    On the other hand, 'Frankenstein vs. Baragon' tells you that you are watching some weird cross between James Whale and Ishiro Honda.

    Which is best? You decide!

  3. Both titles are awesomely misleading, since the first sounds like Frankenstein has become a powerful crime boss and is running an underground syndicate for world domination with Bond hot on his heels, but the other wouldnt make sense as a Kaiju film since there is no implication that Frankenstein is huge. I would have gone with "HUGE GIANT FRANKENSTEIN FIGHTS THE BARAGON FOR ULTIMATE WORLD CONQUERATION!!1"

  4. I thought it was a bit odd that they referred to the creature as 'Frankenstein' and not Frankenstein's monster.
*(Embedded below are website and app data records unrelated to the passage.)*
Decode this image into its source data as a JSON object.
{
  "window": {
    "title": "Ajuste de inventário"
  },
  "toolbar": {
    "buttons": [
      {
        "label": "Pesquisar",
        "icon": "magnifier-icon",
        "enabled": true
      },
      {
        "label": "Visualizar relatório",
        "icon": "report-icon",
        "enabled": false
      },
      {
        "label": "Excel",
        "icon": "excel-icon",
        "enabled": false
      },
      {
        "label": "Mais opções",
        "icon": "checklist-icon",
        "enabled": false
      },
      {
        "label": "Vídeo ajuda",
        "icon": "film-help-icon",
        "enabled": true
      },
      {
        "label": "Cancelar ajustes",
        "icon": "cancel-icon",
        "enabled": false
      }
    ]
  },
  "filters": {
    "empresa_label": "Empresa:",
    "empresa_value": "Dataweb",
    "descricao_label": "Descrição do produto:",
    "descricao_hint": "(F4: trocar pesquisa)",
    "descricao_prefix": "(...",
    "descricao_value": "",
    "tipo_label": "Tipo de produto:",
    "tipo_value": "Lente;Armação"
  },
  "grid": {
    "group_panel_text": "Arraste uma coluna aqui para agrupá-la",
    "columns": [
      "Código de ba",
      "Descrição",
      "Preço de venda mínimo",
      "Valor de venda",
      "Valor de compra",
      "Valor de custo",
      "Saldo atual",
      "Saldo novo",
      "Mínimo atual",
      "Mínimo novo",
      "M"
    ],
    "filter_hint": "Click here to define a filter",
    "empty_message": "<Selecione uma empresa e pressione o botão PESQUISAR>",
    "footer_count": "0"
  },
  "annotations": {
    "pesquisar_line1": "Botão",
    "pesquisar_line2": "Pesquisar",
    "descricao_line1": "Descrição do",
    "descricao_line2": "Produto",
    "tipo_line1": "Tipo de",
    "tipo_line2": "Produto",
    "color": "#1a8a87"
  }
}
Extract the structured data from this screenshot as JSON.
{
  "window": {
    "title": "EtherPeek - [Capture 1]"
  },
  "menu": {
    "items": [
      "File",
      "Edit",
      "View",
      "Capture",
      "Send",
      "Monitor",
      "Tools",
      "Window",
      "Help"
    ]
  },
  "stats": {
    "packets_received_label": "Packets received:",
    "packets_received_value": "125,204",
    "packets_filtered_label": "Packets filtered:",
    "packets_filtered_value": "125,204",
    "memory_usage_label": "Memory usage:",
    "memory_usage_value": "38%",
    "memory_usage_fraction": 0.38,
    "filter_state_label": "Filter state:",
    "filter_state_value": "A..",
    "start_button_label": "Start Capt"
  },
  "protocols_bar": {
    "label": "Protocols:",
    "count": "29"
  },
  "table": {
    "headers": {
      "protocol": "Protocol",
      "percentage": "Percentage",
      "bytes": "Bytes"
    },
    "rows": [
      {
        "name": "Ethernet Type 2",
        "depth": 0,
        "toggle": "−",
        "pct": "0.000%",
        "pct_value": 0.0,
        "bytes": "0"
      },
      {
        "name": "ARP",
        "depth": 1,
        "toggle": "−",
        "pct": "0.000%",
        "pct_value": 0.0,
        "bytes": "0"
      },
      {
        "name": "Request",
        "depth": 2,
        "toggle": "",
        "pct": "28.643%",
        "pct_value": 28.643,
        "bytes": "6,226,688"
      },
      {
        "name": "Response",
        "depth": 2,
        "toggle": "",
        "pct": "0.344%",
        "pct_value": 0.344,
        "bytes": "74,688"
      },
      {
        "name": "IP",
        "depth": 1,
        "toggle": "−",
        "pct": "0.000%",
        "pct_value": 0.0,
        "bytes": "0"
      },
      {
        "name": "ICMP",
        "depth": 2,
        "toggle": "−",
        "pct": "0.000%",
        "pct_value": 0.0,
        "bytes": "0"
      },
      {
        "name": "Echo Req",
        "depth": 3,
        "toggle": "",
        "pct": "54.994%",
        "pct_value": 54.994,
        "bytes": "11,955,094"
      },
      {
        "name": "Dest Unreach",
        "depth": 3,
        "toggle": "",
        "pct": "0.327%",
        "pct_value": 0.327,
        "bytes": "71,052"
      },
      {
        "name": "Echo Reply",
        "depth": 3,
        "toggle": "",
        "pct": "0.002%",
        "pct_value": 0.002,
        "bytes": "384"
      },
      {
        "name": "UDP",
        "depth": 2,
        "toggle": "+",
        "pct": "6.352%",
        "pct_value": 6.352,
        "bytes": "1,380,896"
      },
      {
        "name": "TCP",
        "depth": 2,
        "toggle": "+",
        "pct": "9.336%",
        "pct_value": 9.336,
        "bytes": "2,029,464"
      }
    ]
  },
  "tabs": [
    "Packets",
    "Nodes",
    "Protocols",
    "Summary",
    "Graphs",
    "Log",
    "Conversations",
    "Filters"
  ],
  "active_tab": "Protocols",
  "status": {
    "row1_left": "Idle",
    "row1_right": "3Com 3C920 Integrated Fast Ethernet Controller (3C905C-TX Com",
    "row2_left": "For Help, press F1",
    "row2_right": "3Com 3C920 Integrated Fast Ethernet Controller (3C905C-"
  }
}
At least in the sequel's original Japanese title they did (FRANKENSTEIN MONSTERS: SANDA VS. GAIRA). This and the sequel are great little movies. I think some of Tsuburaya's best work is found in these two movies.



    AGOURA HILLS, CALIFORNIA – March 8th, 2010: For the first time in America, a book has been published on Japan's foremost director of Fantasy Films: The book is called MUSHROOM CLOUDS AND MUSHROOM MEN – The Fantastic Cinema of Ishiro Honda.

    Known primarily for directing such classic Japanese monster movies as Rodan, Mothra, Attack of the Mushroom People and the original Godzilla, Honda has been a much-overlooked figure in mainstream international cinema.

    MUSHROOM CLOUDS AND MUSHROOM MEN is the first book to cover in English print Honda’s life as well comprehensively evaluates all 25 of his fantasy films. It is also gives objective and critical analysis of Honda's filmmaking methods, themes and relationships with actors and technicians.

    Making use of extensive interviews from Honda’s colleagues, as well as a wealth of original source material never before gathered into one volume (including unpublished essays), MUSHROOM CLOUDS AND MUSHROOM MEN is an affectionate tribute to arguably the most-prolific and influential director in the history of fantasy films.

    Here is the link to the publishing company with details: MUSHROOM CLOUDS AND MUSHROOM MEN is available on the Amazon, Barnes and Noble and Borders websites (ISBN No.: 978-1-4490-2771-1) and as an “E-Book.” An interview with the author about his book can be found on YouTube at

    The email address for receiving complimentary review copies is:

    Many thanks and enjoy!